The company is projecting this country’s bandwidth needs, factoring in the growth of 4G-connected smart phones, with a nervous eye to whether Canada’s infrastructure can actually keep up with demand.
The study has 4G network traffic at a 15-fold increase by 2019. Cisco expects 4G traffic will account for 61% of total mobile traffic (it currently sits at 25.8%). The average 4G-enabled phone gobbles up twice the data per month as a run-of-the-mill phone, at 2226 MB per month. Cisco all sees an increase in machine-to-machine (M2M) traffic, a category that includes smart watches, and smart home devices like remote thermostats and anti-theft sensors.
Canada’s infrastructure is already straining to provide adequate service to its data-hungry citizenry.
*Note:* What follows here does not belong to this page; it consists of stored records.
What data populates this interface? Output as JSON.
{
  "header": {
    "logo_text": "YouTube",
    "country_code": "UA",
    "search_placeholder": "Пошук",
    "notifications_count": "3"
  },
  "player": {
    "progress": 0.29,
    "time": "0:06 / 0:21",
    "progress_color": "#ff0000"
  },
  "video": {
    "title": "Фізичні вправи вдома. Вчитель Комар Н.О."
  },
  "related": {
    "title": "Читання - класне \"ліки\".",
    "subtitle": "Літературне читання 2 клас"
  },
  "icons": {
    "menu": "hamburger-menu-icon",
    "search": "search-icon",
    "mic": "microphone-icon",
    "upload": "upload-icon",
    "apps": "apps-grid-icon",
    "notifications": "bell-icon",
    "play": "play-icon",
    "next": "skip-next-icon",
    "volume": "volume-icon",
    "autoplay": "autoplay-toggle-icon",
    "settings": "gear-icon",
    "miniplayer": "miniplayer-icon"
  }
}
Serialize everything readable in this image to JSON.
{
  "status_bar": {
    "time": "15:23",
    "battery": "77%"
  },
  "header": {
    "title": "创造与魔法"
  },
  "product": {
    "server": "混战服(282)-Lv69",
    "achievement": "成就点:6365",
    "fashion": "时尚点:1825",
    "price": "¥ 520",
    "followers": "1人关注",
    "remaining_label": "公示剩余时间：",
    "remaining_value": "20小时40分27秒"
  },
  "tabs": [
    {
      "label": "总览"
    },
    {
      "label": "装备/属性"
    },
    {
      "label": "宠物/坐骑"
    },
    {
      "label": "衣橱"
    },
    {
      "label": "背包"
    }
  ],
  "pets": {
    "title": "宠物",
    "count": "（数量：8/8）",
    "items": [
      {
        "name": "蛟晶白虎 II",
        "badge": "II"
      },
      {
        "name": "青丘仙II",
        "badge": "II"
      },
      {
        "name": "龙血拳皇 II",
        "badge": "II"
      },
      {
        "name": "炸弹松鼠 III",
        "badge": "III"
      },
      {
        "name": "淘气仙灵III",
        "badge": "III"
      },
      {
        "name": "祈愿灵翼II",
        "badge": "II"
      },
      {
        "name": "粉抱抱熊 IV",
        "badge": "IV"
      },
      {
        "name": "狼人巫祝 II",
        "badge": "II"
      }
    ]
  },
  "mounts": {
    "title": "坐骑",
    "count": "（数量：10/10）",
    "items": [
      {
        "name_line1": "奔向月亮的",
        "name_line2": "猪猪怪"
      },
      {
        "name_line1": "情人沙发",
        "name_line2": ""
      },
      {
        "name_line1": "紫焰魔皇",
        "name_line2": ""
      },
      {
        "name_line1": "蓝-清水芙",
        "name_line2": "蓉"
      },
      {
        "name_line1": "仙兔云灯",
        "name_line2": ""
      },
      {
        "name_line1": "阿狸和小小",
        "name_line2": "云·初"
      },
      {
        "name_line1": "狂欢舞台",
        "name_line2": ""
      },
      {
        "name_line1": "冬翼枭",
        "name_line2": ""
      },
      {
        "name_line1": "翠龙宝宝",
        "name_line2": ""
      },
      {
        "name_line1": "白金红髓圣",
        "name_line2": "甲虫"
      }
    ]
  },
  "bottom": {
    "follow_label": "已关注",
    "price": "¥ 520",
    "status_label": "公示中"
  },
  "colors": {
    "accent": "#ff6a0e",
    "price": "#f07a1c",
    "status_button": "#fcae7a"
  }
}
Ookla’s Net Index broadband comparisons, laid out expertly by Canadian tech journo Pete Nowak, paint the picture of a country that lags behind many other OECD nations in a dismaying number of benchmarks (including, appropriately, lag).
Late last year, Ontario Premier Kathleen Wynne announced she would supply Cisco with $220 million in grants to help the company set up shop in the province.